But during the six years since their last album, it’s become clear that the Beastie Boys have become less invested in the process of manufacturing cool. They closed their magazine and record label Grand Royal in 2001, then officially declared bankruptcy in 2002, even holding an online auction to sell the label atbid4assets.com.

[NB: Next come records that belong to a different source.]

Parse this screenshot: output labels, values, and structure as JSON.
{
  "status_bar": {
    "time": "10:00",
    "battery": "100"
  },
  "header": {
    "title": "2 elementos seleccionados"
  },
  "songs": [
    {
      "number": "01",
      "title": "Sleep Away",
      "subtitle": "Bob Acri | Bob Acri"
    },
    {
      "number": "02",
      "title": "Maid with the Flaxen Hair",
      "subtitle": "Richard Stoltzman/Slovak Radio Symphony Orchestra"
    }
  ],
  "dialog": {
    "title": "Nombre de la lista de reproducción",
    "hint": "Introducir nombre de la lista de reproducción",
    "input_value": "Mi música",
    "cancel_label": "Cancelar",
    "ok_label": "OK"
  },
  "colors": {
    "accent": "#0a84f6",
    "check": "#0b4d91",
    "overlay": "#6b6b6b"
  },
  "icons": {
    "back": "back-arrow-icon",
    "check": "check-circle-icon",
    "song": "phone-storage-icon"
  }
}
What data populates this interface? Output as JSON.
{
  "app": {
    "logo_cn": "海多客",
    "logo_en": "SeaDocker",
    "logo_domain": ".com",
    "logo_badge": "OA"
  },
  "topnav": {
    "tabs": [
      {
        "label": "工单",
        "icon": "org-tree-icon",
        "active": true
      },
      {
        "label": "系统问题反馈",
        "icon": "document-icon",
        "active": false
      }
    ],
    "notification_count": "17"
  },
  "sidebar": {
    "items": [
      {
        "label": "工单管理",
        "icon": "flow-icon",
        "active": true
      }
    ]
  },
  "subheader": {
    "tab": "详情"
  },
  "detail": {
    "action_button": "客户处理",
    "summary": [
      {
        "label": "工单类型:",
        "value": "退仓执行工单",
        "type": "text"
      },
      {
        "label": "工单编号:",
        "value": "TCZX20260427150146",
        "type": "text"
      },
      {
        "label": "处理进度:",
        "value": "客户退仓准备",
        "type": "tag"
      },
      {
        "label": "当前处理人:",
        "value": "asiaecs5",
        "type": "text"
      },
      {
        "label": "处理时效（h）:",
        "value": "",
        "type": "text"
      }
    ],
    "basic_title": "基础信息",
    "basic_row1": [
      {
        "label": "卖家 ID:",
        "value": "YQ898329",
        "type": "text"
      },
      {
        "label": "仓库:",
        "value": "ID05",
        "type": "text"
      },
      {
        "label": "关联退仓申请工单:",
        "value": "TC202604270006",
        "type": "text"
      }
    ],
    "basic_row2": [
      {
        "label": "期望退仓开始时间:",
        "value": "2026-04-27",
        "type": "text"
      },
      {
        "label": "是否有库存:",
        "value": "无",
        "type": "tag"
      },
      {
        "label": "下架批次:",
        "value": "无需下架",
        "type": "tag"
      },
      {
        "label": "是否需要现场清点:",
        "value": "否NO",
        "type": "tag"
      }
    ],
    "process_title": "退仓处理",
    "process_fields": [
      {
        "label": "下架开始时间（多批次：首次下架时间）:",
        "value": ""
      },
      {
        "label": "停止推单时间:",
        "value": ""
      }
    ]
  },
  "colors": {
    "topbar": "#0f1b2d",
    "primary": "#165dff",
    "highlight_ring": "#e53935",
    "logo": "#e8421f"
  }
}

They’ve made social responsibility an increasingly important part of their identity: The group has chastised fans they felt were being abusive toward women in mosh pits; in 1999, Horovitz publicly apologized for the group’s homophobic lyrics circa Licensed to Ill; Yauch remains an earnest celebrity front-man for the movement to liberate Tibet; and last year, they posted to their website the antiwar song “In a World Gone Mad,” which was mocked for its simplistic (if well-meaning) message.